Tuesday, October 07, 2008

I'm Voting for Pedro

No, this isn't live blogging at the Presidential debate. The debate would have to be a living event, attended by living beings for that to happen. These two characters can't hold a candle to watching paint dry. Heck, if they are not careful, they might motivate me to login and do some work for my office tonight.

I walked away from the TV less than ten minutes into the debate. I've been listening from in front of the pc ever since. Multi-tasking is keeping me from going insane.

I could barely sit all the way through Napoleon Dynamite. But this debate makes it look like an Oscar winner.

A commenter on Michelle Malkin's site said this debate sounds like listening to Charlie Brown's parents. I had thought the exact same thing a couple minutes before reading the comment.

My comments:

  • Neither of these opponents can stray beyond their company line.
  • Politics without competition sucks. When you get good and have no competition, you play it safe. Both competitors are playing it safe. Which sucks.
  • The effeminization of our federal government is complete.
  • I'm voting for Pedro. At least he'll make all my dreams come true: I could ignore him, and not worry about the government doing ANYTHING to destroy my family.

Friday, October 03, 2008

Fantasy Land

In my dreams, it's still the same
Your love is strong, it still remains
In my dreams, you're still by me
Just the way it used to be
-- Dokken, In My Dreams

My dream candidate for POTUS is not Sarah Palin. It's definitely not John McCain, Barack Obama or Joe Biden. It may not even be Alan Keyes, Chuck Baldwin or Bob Barr.

So who is my dream candidate? What qualities do they possess?

Instead of putting it in terms of "qualities", let me put it in the frame of a response to a debate question:

Candidate "X", how can the American people trust you to reach across the aisle and put your differences aside?

Why, thank you for asking, Mr./Ms. Moderator, I have been hoping you would ask me that question. I think there is a lot to the question, and I will do my best to answer it within the two minute time frame.
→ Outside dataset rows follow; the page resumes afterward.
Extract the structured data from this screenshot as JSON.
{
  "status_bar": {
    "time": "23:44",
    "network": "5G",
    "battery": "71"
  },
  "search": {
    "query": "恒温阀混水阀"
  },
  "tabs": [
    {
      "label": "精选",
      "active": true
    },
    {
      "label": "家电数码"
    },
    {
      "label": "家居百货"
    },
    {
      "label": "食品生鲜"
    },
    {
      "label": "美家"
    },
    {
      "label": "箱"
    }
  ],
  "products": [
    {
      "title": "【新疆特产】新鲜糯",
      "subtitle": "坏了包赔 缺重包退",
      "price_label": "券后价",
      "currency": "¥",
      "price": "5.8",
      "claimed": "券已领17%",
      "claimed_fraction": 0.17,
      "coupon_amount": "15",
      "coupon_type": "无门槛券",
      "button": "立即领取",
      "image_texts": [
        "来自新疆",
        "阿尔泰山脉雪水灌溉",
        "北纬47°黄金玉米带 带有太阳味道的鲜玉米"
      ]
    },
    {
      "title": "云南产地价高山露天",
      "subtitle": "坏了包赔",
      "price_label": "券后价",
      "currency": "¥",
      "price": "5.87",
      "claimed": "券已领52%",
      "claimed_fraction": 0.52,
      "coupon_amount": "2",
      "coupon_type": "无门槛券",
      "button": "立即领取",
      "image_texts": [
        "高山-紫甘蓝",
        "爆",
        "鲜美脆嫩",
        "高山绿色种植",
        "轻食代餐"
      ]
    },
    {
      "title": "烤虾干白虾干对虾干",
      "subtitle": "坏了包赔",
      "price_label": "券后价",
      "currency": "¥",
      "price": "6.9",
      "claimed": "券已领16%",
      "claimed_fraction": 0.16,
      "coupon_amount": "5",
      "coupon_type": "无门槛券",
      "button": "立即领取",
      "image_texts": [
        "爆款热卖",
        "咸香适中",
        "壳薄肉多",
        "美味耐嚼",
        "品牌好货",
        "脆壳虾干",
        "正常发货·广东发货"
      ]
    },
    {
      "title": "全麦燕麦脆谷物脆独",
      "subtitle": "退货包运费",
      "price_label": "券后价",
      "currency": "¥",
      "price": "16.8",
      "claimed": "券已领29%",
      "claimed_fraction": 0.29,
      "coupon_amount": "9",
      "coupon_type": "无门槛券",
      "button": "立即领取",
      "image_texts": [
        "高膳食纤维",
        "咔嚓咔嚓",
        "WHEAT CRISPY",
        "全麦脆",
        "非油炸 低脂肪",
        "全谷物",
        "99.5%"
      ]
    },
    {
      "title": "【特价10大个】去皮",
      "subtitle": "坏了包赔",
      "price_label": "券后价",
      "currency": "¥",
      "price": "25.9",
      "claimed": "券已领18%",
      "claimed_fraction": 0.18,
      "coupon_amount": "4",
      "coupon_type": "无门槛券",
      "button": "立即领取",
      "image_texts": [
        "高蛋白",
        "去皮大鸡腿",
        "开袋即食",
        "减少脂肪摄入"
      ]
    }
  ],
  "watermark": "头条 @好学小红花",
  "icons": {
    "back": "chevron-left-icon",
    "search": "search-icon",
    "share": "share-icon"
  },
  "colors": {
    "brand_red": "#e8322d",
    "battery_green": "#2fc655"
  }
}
Since 1980, Democrats have held the Senate majority for 2 years, the House majority for 6 years, and full Congressional majority for 10 years. Conversely, Republicans held the Senate for 6 years, the House for 2 years, and both for 10 years. Oddly enough, over the last 28 years, Democrats and Republicans have both held or shared control of the legislature for 18 years. You can see that both parties share in the creation of the problems over this period of time.

Now, to the question: "reaching across the aisle" is a myth that is meant to sound as though you are talking about compromise. But let's look at who is asked to "reach across the aisle". In my years of political experience, it is only the Republicans - and more specifically, conservatives - who are asked, and practically demanded, to reach across the aisle. Conversely, Democrats and liberals treat the aisle as though it's some type of invisible fence; should they cross it, there will be wailing and gnashing of teeth, and maybe even death. (smile)

So let's take off the blinders, and say what this really means: "Reaching across the aisle" is a call for conservatives to give up on their beliefs and ideals in order to write law that benefits Democrats and liberals. While Democrats continue to judge conservatives by their own values and call them on their indiscretions when they occur, Democrats are never called out on theirs, or called upon to compromise and sacrifice their beliefs and ideals for the good of the country. Shame on the Republicans for letting them get away with this! And shame on the Democrats for putting party over country!

As of today, right now, the term "reaching across the aisle" died. I will play by the same play book the Democrats do. If they want compromise, they can walk into the aisle just as easily as I can, but I will not reach across the aisle any more than they currently do.
And then, the response to a second debate question:

Candidate "X", what will you do to work with Congress and make progress on behalf of the American people?
That is another great question that I am excited to answer. On behalf of the American people, I would not work with Congress. As defined in the articles of our great Constitution, which I, on inauguration day, will promise to uphold and defend, I will work to fulfill the responsibilities of my office. My expectation would be that the 535 members of Congress would do the same. We will do no more, and no less, otherwise we would be abusing the powers and duties granted to us in the Constitution.

What does that mean? It means that it is the legislature's responsibility to create bills that they deem appropriate for the country. When I believe Congress gets it right, I will sign those bills into law. And, when I believe Congress gets it wrong, I am to veto those bills. And if Congress disagrees with my veto, then they have the ability by super majority vote to override my veto. These checks and balances were created so that the federal government doesn't become some type of super power, meant to be taken over by two political parties or special interests.

See, this isn't about how well the President and Congress work together. That plays to our desire to get along, but doesn't lead to good government. This is about performing our duties and obligations as stated in the Constitution. So I will not work with Congress, and I will not expect them to work with me. I will expect that they will do what they are required to do by the Constitution, and nothing more, and that I will do the same.
The candidate who answers those two questions in this manner will be my dream candidate. That would prove country over party, regardless of the party.

I can dream, can't I?

(And doesn't George Lynch play a wicked solo on the song at the link?)

Party in power facts taken from here.